Our WavChannel::Write() will simply ignores any data passed to it, but it pretends that the data buffer has been successfully written. This behaviour is in fact the same as that of /dev/null in Unix. The length of the buffer (PINDEX len, the second parameter of Write() ) is given in bytes. We first (file wavchan.cxx, line 85) set the channel member variable lastWriteCount to the number of (always successfully) written bytes. After that, we invoke an adaptive sleep by calling
The object writeDelay is an instance of class PAdaptiveDelay (see 6.1.3 above). The method Delay() expects to receive the duration of the sleep in milliseconds. To obtain the number of milliseconds, we simply divide len (which is the length of the buffer in bytes) by 2 because each sample occupies 2 bytes (16 bits) and then by 8 because there are exactly 8 samples in one millisecond (the sampling rate is 8000 Hz).
The last step inside Write() is to return true to notify the caller that the entire buffer was processed successfully (again, see 6.1.3 above).
The code in line 95 through 102 ensures that the channel works well with early media start, when the logical channels are started before the called endpoint sends CONNECT. It might well happen that we would send the first few seconds of the WAV file and the other party would not hear them. To avoid this, we check (line 95) whether the H.323 connection is established and if it is not, we fill the buffer with silence (zero bytes) instead of the actual file data. We naturally have to do the required steps, i.e. set lastReadCount (line 99) and take care of proper timing (line 100). We return from the method with true in line 101 — the remaining part of the method will only be executed when the connection is established.
We read audio data from the file in line 104 and if the read fails, we return false immediately. If the file read operation is successful, we set channel's lastReadCount to the value obtained from wavFile's method LastReadCount() and then (line 108) call the adaptive sleep (lastReadCount/2/8 evaluates to the number of milliseconds that corresponds to the number of samples read from the file, see also 6.1.3 and 6.1.4).

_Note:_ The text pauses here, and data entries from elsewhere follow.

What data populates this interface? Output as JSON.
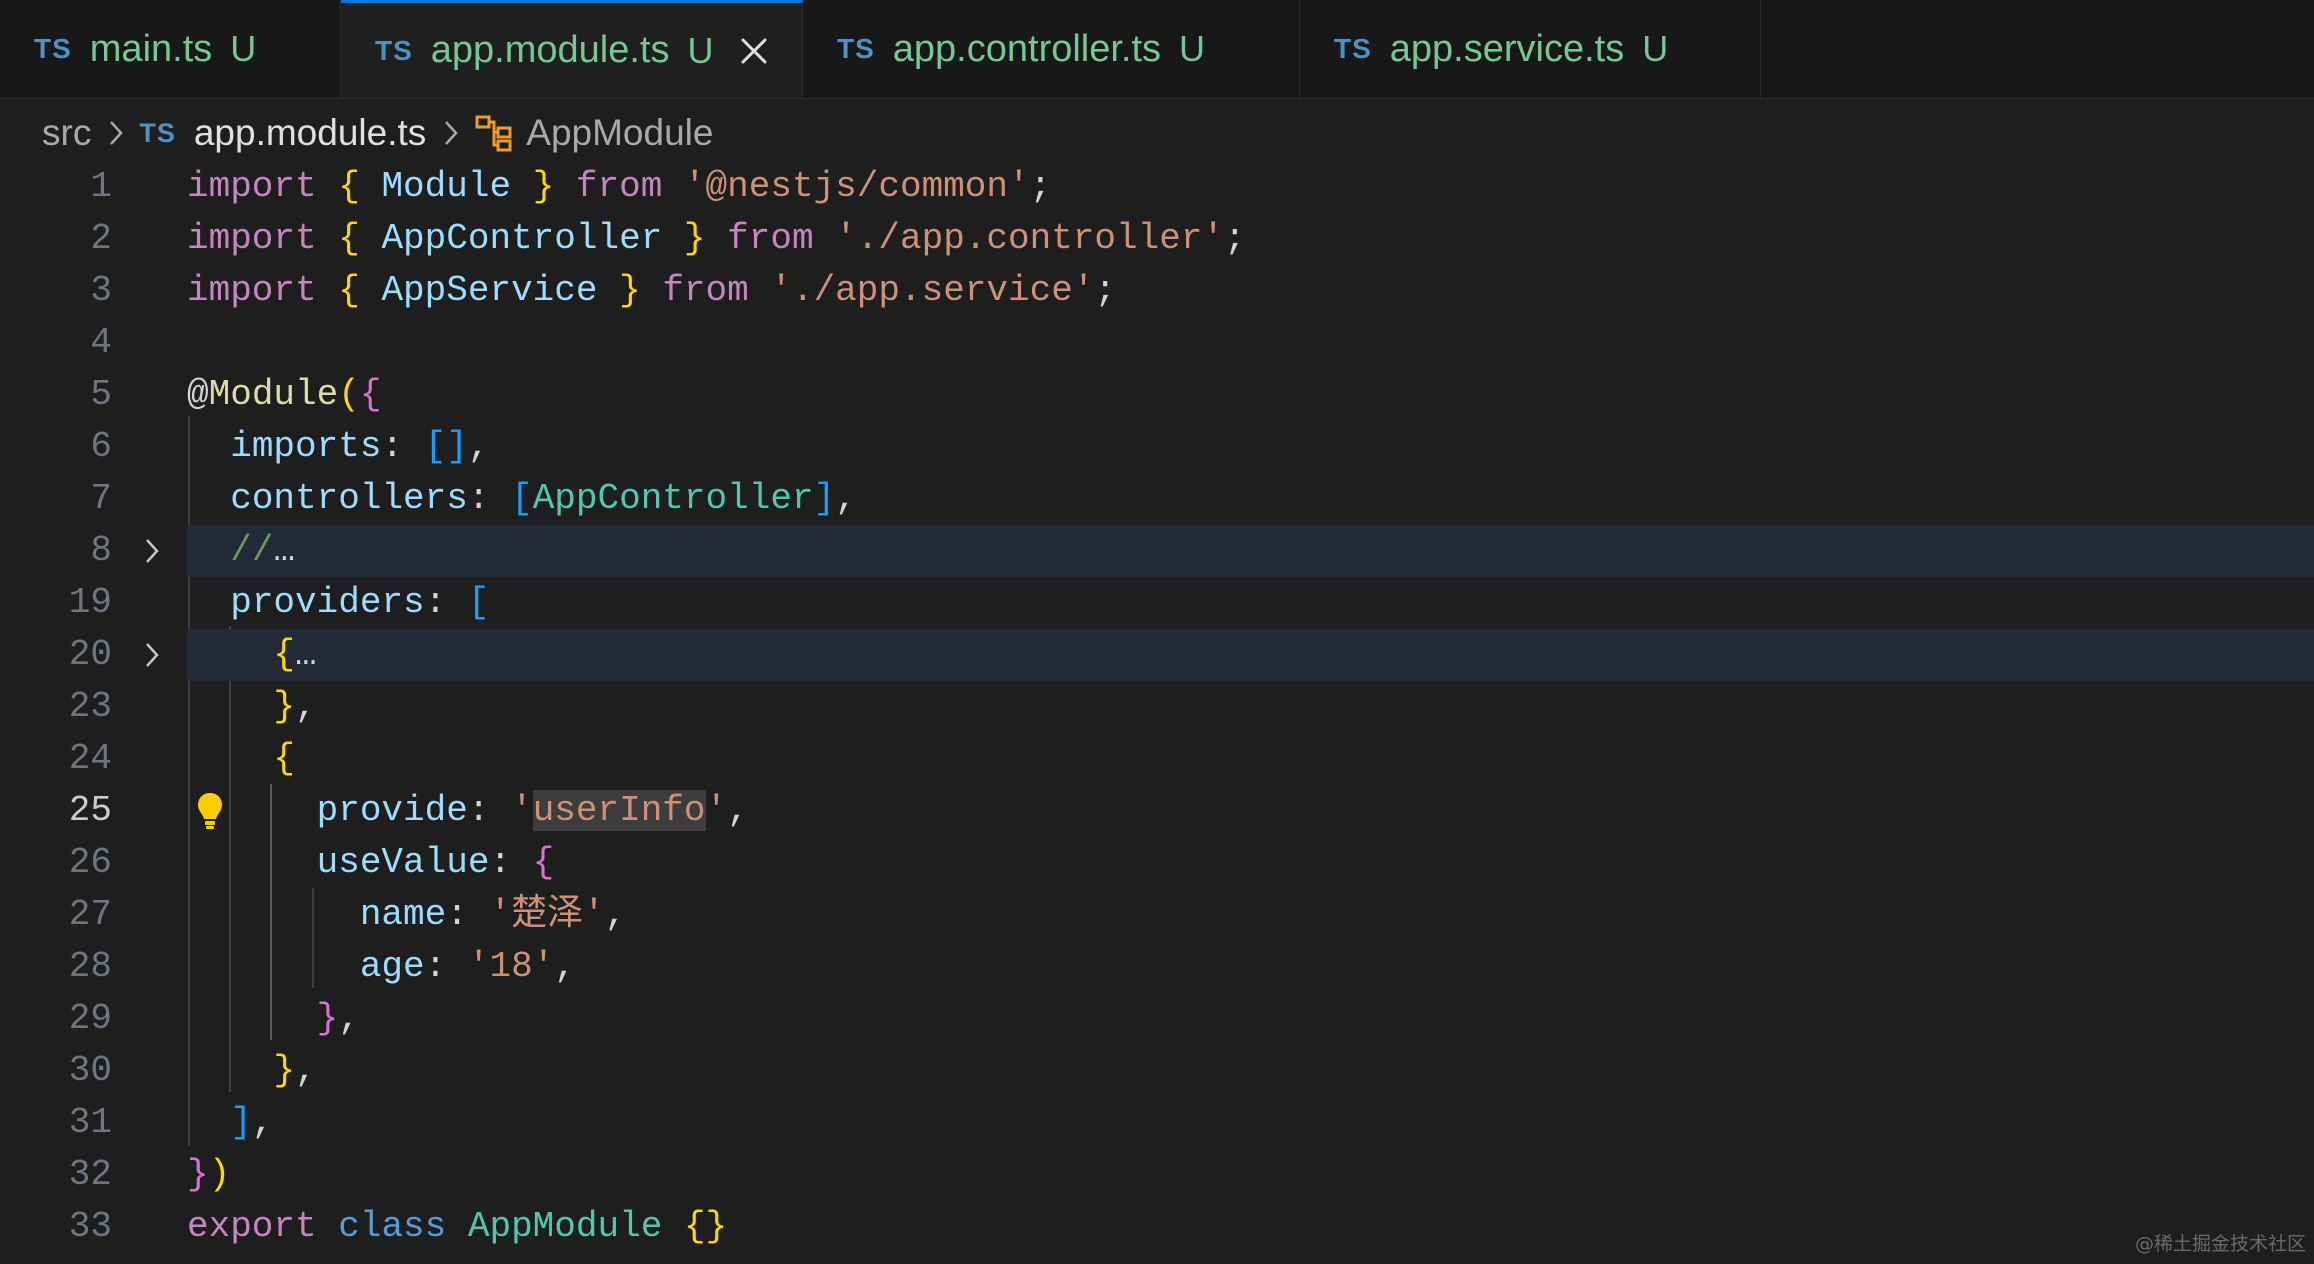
{
  "tabs": [
    {
      "lang": "TS",
      "name": "main.ts",
      "status": "U",
      "active": false
    },
    {
      "lang": "TS",
      "name": "app.module.ts",
      "status": "U",
      "active": true
    },
    {
      "lang": "TS",
      "name": "app.controller.ts",
      "status": "U",
      "active": false
    },
    {
      "lang": "TS",
      "name": "app.service.ts",
      "status": "U",
      "active": false
    }
  ],
  "breadcrumb": {
    "folder": "src",
    "lang": "TS",
    "file": "app.module.ts",
    "symbol": "AppModule"
  },
  "editor": {
    "current_line": "25",
    "lines": [
      {
        "n": "1",
        "tokens": [
          [
            "kw",
            "import"
          ],
          [
            "plain",
            " "
          ],
          [
            "b1",
            "{"
          ],
          [
            "plain",
            " "
          ],
          [
            "id",
            "Module"
          ],
          [
            "plain",
            " "
          ],
          [
            "b1",
            "}"
          ],
          [
            "plain",
            " "
          ],
          [
            "kw",
            "from"
          ],
          [
            "plain",
            " "
          ],
          [
            "str",
            "'@nestjs/common'"
          ],
          [
            "plain",
            ";"
          ]
        ]
      },
      {
        "n": "2",
        "tokens": [
          [
            "kw",
            "import"
          ],
          [
            "plain",
            " "
          ],
          [
            "b1",
            "{"
          ],
          [
            "plain",
            " "
          ],
          [
            "id",
            "AppController"
          ],
          [
            "plain",
            " "
          ],
          [
            "b1",
            "}"
          ],
          [
            "plain",
            " "
          ],
          [
            "kw",
            "from"
          ],
          [
            "plain",
            " "
          ],
          [
            "str",
            "'./app.controller'"
          ],
          [
            "plain",
            ";"
          ]
        ]
      },
      {
        "n": "3",
        "tokens": [
          [
            "kw",
            "import"
          ],
          [
            "plain",
            " "
          ],
          [
            "b1",
            "{"
          ],
          [
            "plain",
            " "
          ],
          [
            "id",
            "AppService"
          ],
          [
            "plain",
            " "
          ],
          [
            "b1",
            "}"
          ],
          [
            "plain",
            " "
          ],
          [
            "kw",
            "from"
          ],
          [
            "plain",
            " "
          ],
          [
            "str",
            "'./app.service'"
          ],
          [
            "plain",
            ";"
          ]
        ]
      },
      {
        "n": "4",
        "tokens": []
      },
      {
        "n": "5",
        "tokens": [
          [
            "plain",
            "@"
          ],
          [
            "dec",
            "Module"
          ],
          [
            "b1",
            "("
          ],
          [
            "b2",
            "{"
          ]
        ]
      },
      {
        "n": "6",
        "tokens": [
          [
            "plain",
            "  "
          ],
          [
            "id",
            "imports"
          ],
          [
            "plain",
            ": "
          ],
          [
            "b3",
            "[]"
          ],
          [
            "plain",
            ","
          ]
        ]
      },
      {
        "n": "7",
        "tokens": [
          [
            "plain",
            "  "
          ],
          [
            "id",
            "controllers"
          ],
          [
            "plain",
            ": "
          ],
          [
            "b3",
            "["
          ],
          [
            "cls",
            "AppController"
          ],
          [
            "b3",
            "]"
          ],
          [
            "plain",
            ","
          ]
        ]
      },
      {
        "n": "8",
        "tokens": [
          [
            "plain",
            "  "
          ],
          [
            "cm",
            "//"
          ],
          [
            "plain",
            "…"
          ]
        ],
        "fold": true,
        "hl": true
      },
      {
        "n": "19",
        "tokens": [
          [
            "plain",
            "  "
          ],
          [
            "id",
            "providers"
          ],
          [
            "plain",
            ": "
          ],
          [
            "b3",
            "["
          ]
        ]
      },
      {
        "n": "20",
        "tokens": [
          [
            "plain",
            "    "
          ],
          [
            "b1",
            "{"
          ],
          [
            "plain",
            "…"
          ]
        ],
        "fold": true,
        "hl": true
      },
      {
        "n": "23",
        "tokens": [
          [
            "plain",
            "    "
          ],
          [
            "b1",
            "}"
          ],
          [
            "plain",
            ","
          ]
        ]
      },
      {
        "n": "24",
        "tokens": [
          [
            "plain",
            "    "
          ],
          [
            "b1",
            "{"
          ]
        ]
      },
      {
        "n": "25",
        "tokens": [
          [
            "plain",
            "      "
          ],
          [
            "id",
            "provide"
          ],
          [
            "plain",
            ": "
          ],
          [
            "str",
            "'"
          ],
          [
            "strsel",
            "userInfo"
          ],
          [
            "str",
            "'"
          ],
          [
            "plain",
            ","
          ]
        ],
        "bulb": true
      },
      {
        "n": "26",
        "tokens": [
          [
            "plain",
            "      "
          ],
          [
            "id",
            "useValue"
          ],
          [
            "plain",
            ": "
          ],
          [
            "b2",
            "{"
          ]
        ]
      },
      {
        "n": "27",
        "tokens": [
          [
            "plain",
            "        "
          ],
          [
            "id",
            "name"
          ],
          [
            "plain",
            ": "
          ],
          [
            "str",
            "'楚泽'"
          ],
          [
            "plain",
            ","
          ]
        ]
      },
      {
        "n": "28",
        "tokens": [
          [
            "plain",
            "        "
          ],
          [
            "id",
            "age"
          ],
          [
            "plain",
            ": "
          ],
          [
            "str",
            "'18'"
          ],
          [
            "plain",
            ","
          ]
        ]
      },
      {
        "n": "29",
        "tokens": [
          [
            "plain",
            "      "
          ],
          [
            "b2",
            "}"
          ],
          [
            "plain",
            ","
          ]
        ]
      },
      {
        "n": "30",
        "tokens": [
          [
            "plain",
            "    "
          ],
          [
            "b1",
            "}"
          ],
          [
            "plain",
            ","
          ]
        ]
      },
      {
        "n": "31",
        "tokens": [
          [
            "plain",
            "  "
          ],
          [
            "b3",
            "]"
          ],
          [
            "plain",
            ","
          ]
        ]
      },
      {
        "n": "32",
        "tokens": [
          [
            "b2",
            "}"
          ],
          [
            "b1",
            ")"
          ]
        ]
      },
      {
        "n": "33",
        "tokens": [
          [
            "kw",
            "export"
          ],
          [
            "plain",
            " "
          ],
          [
            "kw2",
            "class"
          ],
          [
            "plain",
            " "
          ],
          [
            "cls",
            "AppModule"
          ],
          [
            "plain",
            " "
          ],
          [
            "b1",
            "{}"
          ]
        ]
      }
    ]
  },
  "watermark": "@稀土掘金技术社区",
  "colors": {
    "accent": "#0078d4",
    "untracked": "#73c991",
    "ts_badge": "#4e91c4",
    "lightbulb": "#ffcc00"
  }
}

Lines 110–114 take care of the situation when the read operation returns less data then was the required amount (i.e. len). We expect this to happen when we reach the end of the audio file. We want to hang up the H.323 call at this moment, so we call myConnection.ClearCall() in line 113. Note that ClearCall() does not do the whole connection clearing. It only initiates the end of the call and returns, so our Read() method will have time to execute till its end. The call clearing actions are performed in parallel by another thread.
The method ends in line 116 with a statement that returns true if at least one byte was read, conforming to the requirement in pwlib/include/ptlib/channel.h (see also 6.1.3).
The class NullChannel is intended to behave as /dev/null in Unix for writing and as /dev/zero for reading. The source of the class is quite simple and it reuses some code from WavChannel, so we will not describe it in detail.
NullChannel's method Write() is the same as WavChannel::Write(). It ignores all data passed to it, but reports them as successfully written — see 6.1.4 above. NullChannel's method Read() fills the buffer passed to it with silence (zero bytes). Both Read() and Write() use adaptive sleep — please refer to 6.1.3 through 6.1.5.